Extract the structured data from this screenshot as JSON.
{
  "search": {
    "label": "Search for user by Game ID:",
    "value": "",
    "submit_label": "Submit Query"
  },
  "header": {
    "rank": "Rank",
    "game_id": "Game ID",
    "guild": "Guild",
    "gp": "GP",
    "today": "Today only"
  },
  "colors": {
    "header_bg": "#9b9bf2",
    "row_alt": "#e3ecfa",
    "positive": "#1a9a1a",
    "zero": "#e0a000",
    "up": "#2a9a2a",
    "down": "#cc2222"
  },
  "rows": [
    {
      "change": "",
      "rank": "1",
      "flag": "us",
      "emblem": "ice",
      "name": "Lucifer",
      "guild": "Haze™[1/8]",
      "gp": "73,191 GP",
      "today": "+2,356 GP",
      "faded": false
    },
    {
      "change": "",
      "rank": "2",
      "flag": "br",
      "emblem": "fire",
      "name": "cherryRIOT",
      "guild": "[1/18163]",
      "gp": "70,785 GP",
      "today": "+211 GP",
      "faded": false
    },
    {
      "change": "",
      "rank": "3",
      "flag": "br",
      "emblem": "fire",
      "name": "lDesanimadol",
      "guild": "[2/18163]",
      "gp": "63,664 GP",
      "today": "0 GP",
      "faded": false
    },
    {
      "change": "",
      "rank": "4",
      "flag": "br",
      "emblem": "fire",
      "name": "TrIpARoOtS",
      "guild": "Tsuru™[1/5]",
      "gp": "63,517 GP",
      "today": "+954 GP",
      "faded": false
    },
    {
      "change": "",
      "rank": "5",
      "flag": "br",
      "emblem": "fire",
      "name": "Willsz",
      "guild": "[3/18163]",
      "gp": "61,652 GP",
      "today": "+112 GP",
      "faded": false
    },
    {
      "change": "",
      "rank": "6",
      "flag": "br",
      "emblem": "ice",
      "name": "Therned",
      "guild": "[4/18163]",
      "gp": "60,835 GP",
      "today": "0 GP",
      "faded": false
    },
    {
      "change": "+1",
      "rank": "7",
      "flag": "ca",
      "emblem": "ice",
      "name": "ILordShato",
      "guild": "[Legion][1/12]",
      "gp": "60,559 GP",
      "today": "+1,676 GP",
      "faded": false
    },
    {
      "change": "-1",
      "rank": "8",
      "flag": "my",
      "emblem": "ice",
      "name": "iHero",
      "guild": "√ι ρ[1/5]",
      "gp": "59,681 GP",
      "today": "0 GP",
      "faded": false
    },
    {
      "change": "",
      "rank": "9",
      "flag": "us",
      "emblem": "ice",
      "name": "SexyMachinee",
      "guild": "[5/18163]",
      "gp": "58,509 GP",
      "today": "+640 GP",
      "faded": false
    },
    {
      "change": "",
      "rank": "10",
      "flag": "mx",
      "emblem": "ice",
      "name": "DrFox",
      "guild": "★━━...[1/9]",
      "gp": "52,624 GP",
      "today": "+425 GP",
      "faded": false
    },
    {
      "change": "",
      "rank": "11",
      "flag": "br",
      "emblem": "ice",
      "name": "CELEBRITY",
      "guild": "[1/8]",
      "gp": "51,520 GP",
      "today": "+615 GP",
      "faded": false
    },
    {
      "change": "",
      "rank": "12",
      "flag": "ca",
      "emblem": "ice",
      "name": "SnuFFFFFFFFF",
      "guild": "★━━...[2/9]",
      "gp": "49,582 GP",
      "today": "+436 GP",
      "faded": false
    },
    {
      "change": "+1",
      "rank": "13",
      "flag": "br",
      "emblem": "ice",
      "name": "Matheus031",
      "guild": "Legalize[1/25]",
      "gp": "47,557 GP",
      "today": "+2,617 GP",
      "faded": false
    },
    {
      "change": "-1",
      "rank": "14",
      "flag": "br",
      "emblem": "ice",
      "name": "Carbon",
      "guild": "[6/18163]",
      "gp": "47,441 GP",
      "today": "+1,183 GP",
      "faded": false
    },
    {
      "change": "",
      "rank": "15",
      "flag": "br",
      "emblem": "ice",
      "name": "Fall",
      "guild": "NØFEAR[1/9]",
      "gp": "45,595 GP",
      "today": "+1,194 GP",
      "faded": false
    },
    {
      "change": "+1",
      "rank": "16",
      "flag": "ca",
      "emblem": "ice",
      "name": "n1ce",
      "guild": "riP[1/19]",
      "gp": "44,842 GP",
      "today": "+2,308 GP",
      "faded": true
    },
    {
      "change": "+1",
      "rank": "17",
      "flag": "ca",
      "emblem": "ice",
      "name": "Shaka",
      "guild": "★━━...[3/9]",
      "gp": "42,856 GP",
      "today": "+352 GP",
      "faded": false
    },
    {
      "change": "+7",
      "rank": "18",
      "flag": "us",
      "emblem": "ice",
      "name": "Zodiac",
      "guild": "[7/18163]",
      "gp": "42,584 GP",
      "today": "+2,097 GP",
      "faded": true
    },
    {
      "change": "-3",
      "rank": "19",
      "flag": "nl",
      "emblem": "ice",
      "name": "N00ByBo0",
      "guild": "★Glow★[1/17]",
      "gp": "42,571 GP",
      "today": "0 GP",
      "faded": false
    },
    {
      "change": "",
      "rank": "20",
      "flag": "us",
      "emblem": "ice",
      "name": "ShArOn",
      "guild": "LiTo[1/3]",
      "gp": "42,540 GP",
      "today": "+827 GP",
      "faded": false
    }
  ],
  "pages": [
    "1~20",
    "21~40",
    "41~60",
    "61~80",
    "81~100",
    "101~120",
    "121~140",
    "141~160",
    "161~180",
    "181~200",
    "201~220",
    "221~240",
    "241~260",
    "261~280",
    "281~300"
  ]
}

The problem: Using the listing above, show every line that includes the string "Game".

Completed exercise:
    "label": "Search for user by Game ID:",
    "game_id": "Game ID",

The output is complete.